Features include a high pressure blade lubrication system, reinforced dual-rod side supports, heavy-duty angled bed rails, off-feed conveyor and roller, two powered taper rollers, board drag-back, hydraulic chain log turners, floor-anchored log clamp, laser sight, and human-machine-interface control screen. The Wood-Mizer WM4500, which can cut logs up to 21 feet long, also comes with an operator cab.
(For more information about the WM4500 or other Wood-Mizer products, visit www.woodmizer.com or call (800) 553-0182.)
Andy has never been tempted to buy a sawmill from a different manufacturer. The reason: the strong service and support he gets from Wood-Mizer. “They never had a problem they couldn’t fix,” he said. “They really go out of their way to help you.”
“I know there are other good manufacturers out there that make the same kind of sawmill, but…I have to stick with them.”
Andy has added to the sawmill over the years – all Wood-Mizer machines. The mill also is equipped with a Wood-Mizer HR500 four-head band resaw system and a Wood-Mizer EG300 board edger.
“I never bought anything from them that didn’t work well,” said Andy. “I have to stick with them.”

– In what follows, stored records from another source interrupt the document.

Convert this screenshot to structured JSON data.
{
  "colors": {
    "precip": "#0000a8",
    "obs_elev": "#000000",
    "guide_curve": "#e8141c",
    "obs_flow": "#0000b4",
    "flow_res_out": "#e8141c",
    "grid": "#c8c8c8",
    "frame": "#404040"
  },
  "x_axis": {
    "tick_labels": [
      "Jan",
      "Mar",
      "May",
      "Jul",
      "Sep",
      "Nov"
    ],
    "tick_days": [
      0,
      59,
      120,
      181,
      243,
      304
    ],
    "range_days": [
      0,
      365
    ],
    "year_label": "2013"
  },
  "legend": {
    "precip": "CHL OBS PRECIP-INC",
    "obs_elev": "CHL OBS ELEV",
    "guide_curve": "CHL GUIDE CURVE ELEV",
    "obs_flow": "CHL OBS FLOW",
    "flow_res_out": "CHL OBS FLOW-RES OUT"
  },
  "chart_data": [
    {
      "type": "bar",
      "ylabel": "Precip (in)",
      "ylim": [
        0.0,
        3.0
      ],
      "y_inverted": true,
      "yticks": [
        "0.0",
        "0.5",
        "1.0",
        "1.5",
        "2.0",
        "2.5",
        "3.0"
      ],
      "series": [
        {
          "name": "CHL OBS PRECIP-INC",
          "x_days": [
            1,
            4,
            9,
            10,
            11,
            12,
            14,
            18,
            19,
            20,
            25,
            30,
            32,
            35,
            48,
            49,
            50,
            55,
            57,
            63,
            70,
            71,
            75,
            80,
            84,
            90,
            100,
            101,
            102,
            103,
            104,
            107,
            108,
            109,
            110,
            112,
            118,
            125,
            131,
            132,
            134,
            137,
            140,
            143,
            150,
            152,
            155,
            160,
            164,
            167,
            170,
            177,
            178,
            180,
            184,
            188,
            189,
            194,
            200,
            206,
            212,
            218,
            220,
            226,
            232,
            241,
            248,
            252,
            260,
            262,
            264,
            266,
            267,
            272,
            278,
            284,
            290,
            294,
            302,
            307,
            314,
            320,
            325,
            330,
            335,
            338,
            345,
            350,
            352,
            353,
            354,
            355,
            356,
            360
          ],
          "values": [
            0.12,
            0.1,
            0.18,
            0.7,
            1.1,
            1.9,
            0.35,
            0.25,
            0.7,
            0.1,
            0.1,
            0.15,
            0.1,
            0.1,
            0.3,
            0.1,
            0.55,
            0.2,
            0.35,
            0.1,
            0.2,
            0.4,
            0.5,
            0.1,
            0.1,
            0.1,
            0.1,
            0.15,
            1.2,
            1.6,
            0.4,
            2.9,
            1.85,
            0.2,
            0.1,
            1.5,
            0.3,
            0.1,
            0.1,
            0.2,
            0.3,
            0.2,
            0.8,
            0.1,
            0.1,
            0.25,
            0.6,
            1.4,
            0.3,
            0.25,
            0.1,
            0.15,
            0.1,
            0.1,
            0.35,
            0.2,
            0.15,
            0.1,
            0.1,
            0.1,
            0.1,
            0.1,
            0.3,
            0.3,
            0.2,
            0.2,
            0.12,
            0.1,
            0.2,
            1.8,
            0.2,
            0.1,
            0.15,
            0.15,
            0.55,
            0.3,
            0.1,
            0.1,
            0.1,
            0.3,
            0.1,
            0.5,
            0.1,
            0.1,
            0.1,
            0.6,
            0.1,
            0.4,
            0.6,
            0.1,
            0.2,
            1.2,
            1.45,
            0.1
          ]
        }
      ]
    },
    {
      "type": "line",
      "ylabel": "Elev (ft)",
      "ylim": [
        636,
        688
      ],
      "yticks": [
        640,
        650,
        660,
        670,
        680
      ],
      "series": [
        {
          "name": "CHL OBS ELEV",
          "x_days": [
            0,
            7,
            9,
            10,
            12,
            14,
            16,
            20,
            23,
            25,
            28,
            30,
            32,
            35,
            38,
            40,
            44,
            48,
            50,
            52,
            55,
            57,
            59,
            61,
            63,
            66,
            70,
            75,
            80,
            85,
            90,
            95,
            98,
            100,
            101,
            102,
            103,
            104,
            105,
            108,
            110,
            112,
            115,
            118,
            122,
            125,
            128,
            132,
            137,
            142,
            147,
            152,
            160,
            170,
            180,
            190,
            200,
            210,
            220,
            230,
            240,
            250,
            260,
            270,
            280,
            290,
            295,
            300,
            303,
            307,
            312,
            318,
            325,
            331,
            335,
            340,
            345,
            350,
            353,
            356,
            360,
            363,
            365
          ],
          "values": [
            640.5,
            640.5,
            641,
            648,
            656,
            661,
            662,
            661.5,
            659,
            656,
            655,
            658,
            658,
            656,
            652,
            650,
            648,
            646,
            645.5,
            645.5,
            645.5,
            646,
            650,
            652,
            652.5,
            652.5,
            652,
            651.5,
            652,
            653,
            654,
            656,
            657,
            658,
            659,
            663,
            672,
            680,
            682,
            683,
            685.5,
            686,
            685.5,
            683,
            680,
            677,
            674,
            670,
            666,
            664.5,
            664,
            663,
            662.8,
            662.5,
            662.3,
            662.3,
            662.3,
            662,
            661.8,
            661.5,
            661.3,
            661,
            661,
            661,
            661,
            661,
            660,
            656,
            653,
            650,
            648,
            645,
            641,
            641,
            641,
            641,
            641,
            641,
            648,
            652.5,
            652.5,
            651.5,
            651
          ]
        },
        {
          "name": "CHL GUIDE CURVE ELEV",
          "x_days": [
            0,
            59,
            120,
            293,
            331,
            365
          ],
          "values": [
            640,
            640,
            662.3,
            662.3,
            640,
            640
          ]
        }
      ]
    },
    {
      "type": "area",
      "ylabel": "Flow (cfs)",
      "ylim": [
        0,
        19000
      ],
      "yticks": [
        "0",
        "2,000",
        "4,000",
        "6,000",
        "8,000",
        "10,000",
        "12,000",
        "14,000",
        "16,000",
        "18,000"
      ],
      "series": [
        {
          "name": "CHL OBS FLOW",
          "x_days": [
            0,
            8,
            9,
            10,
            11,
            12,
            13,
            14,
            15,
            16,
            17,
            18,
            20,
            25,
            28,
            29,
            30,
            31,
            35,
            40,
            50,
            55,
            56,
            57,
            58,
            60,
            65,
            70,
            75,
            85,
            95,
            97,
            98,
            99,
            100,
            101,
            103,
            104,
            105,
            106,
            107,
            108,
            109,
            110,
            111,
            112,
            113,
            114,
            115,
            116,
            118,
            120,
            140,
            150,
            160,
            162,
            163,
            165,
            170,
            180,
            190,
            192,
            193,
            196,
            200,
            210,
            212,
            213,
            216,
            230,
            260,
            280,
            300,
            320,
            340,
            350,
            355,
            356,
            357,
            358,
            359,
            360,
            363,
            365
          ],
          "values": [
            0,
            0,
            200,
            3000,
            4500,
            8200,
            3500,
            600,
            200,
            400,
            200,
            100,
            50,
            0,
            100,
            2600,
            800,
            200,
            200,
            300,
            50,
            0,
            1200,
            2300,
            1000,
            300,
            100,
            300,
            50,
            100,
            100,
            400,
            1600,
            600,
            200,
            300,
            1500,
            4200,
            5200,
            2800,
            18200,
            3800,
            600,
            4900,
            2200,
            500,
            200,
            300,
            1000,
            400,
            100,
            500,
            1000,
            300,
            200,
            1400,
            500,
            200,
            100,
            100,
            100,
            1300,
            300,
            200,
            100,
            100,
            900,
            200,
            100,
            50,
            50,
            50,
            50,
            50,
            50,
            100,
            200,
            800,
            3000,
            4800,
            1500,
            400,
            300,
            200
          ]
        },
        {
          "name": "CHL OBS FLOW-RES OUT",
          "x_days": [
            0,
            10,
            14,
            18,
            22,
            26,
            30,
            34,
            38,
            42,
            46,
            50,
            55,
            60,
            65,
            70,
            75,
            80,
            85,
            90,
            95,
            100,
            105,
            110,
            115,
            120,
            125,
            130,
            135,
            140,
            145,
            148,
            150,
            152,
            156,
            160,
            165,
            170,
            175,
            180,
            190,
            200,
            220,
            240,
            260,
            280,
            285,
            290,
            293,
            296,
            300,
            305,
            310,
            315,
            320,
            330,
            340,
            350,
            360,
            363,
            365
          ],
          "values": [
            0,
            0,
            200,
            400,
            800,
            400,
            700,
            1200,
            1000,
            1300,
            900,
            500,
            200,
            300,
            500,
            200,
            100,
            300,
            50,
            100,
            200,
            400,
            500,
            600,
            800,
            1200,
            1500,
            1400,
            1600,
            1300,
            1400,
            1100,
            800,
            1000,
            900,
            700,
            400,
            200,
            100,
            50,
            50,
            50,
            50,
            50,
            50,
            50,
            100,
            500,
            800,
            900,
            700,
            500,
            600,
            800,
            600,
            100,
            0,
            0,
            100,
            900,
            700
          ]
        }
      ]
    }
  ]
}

He relocated the sawmill to Georgia about five years ago. At the same time, he decided to invest in equipment to produce finished lumber. “In my opinion, you have to have a dry kiln and a planer-moulder. You cannot compete with Home Depot and Lowe’s on framing lumber. You have to have a value-added product.”
Andy was bidding on sawmill equipment in New York and bought a Nyle Dry Kiln dehumidification system. He had Nyle refurbish and upgrade it and install it in a kiln he built on his property; he also added new fans, baffles, and some other components. “It’s real simple to operate,” said Andy. “It does a good job in pine and poplar,” which is what he mostly dries. The kiln has a capacity of 24,000 board feet and can dry a load of pine in 10-12 days, depending on conditions.
Andy owns several tracts of land. The sawmill operates on his 130-acre farm, on which he grows alfalfa. Across the road he owns another 15 acres, and a few miles away he owns 300 acres of pine timber.
The mill business, which employs about 10 people, still cuts primarily pine and poplar. The ‘bread-and-butter’ product is shiplap, a tongue and groove siding that may be used for interior or exterior applications. Other products include flooring, tongue and groove flooring, and moulding. For example, the company can make custom moulding for people who want to match the moulding on an old house they are restoring. The company also sells a lot of green, air-dried, rough-sawn lumber.
The business is marketed via billboards, road signs and advertising. “I got a four-by-eight sign adjacent to Home Depot,” said Andy. “That’s been well worth the money.”
He harvests some timber on his tract of pine. Another source of logs is from contractors who are clearing land to build houses. “They’re just trying to get rid of it,” he said, and want to haul away the wood. “They call me, and I go pick it up.” He also buys some ‘gate’ wood from logging contractors, but his primary source of logs is a wood yard in South Carolina that has access to high grade logs from the mountainous region of Georgia and South Carolina. “It’s some beautiful stuff,” said Andy. “A lot of Virginia pines. Tight grain, good color. Doesn’t warp.
Andy is looking to hire a manager for the sawmill business and step away from it himself. “I’m in good health. I want to travel a good bit, all over the world, but the sawmill business is tying me down. I’d like to hire a manager and give him control.”
“The clock is running. It won’t last forever. If I’m going to do any traveling, I need to get on with it. I don’t want to stop the sawmill. I want to keep it running. The employees like the work.”
(Editor’s Note: If you are interested in the opportunity to manage Andy’s sawmill business, call his office at (706) 376-8968).